Bottom Line: The muscle-specific RING finger proteins MuRF1 and MuRF2 have been proposed to regulate protein degradation and gene expression in muscle tissues.Muscle hypertrophy in dKO mice was maintained throughout the murine life span and was associated with chronically activated muscle protein synthesis.Other catabolic factors such as MAFbox/atrogin1 were expressed at normal levels and did not respond to or prevent muscle hypertrophy in dKO mice.

View Article: PubMed Central - PubMed

Affiliation: Institute of Anesthesiology and Intensive Care, Universitätsklinikum Mannheim, Mannheim, Germany.

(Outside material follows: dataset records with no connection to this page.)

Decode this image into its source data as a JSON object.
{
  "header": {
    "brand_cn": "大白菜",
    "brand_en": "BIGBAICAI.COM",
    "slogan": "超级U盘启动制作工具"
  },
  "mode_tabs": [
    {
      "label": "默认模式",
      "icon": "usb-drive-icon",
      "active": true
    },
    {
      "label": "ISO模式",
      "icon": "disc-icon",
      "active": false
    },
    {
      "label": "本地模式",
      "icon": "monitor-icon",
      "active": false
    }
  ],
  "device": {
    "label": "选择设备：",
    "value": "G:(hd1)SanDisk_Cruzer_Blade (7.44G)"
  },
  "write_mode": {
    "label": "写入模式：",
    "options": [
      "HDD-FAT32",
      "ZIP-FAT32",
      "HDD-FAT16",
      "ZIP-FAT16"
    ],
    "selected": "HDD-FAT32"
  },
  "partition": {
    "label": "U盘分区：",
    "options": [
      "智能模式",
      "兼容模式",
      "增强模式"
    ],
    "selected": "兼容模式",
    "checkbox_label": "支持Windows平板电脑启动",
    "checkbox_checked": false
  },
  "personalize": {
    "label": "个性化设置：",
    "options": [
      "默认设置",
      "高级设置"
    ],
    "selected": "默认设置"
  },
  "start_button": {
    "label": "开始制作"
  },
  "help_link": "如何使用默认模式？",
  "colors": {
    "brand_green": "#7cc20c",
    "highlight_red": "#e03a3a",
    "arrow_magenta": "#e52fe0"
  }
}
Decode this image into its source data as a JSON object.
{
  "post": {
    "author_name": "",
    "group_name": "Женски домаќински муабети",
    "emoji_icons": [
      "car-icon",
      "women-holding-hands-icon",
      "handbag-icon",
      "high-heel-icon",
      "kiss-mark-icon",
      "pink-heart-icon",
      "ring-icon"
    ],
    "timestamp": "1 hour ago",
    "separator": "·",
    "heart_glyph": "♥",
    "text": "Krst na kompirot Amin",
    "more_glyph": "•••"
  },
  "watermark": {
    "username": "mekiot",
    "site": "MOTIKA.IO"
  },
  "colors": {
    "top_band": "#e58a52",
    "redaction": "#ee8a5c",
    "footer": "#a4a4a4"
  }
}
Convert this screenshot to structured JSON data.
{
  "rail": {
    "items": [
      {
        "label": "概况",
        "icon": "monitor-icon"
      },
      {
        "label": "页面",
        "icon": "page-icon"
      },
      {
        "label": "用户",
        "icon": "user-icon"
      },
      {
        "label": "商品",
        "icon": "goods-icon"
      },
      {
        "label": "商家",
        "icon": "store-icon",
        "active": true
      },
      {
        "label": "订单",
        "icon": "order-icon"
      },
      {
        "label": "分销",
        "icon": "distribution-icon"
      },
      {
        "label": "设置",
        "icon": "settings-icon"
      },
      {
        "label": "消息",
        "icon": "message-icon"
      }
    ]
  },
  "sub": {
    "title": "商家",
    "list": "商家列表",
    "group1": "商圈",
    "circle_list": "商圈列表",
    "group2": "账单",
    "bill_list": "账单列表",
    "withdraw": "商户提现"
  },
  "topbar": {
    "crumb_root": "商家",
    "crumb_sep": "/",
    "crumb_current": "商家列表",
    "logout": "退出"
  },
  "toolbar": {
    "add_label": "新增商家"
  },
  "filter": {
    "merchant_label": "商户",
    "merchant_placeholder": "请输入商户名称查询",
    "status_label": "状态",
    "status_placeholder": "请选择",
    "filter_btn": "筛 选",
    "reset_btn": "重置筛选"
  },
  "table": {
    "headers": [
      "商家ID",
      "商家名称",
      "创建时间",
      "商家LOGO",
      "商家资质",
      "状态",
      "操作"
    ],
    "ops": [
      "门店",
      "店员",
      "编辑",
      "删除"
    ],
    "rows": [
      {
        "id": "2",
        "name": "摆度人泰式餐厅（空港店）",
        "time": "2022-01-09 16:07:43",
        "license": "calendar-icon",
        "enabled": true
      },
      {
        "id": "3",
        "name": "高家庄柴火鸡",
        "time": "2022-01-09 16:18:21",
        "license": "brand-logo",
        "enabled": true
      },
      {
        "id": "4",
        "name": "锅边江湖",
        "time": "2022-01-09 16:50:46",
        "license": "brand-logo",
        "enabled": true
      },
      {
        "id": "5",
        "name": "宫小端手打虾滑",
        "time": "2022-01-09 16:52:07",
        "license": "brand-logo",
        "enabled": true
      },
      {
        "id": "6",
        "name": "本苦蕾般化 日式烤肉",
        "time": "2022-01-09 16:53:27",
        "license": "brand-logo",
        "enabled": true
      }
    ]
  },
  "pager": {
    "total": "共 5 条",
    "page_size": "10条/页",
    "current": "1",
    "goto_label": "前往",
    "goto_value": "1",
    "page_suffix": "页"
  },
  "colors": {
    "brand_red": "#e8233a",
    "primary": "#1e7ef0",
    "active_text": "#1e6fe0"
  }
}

ABSTRACT
The muscle-specific RING finger proteins MuRF1 and MuRF2 have been proposed to regulate protein degradation and gene expression in muscle tissues. We have tested the in vivo roles of MuRF1 and MuRF2 for muscle metabolism by using knockout (KO) mouse models. Single MuRF1 and MuRF2 KO mice are healthy and have normal muscles. Double knockout (dKO) mice obtained by the inactivation of all four MuRF1 and MuRF2 alleles developed extreme cardiac and milder skeletal muscle hypertrophy. Muscle hypertrophy in dKO mice was maintained throughout the murine life span and was associated with chronically activated muscle protein synthesis. During ageing (months 4-18), skeletal muscle mass remained stable, whereas body fat content did not increase in dKO mice as compared with wild-type controls. Other catabolic factors such as MAFbox/atrogin1 were expressed at normal levels and did not respond to or prevent muscle hypertrophy in dKO mice. Thus, combined inhibition of MuRF1/MuRF2 could provide a potent strategy to stimulate striated muscles anabolically and to protect muscles from sarcopenia during ageing.

Show MeSH
Related in: MedlinePlus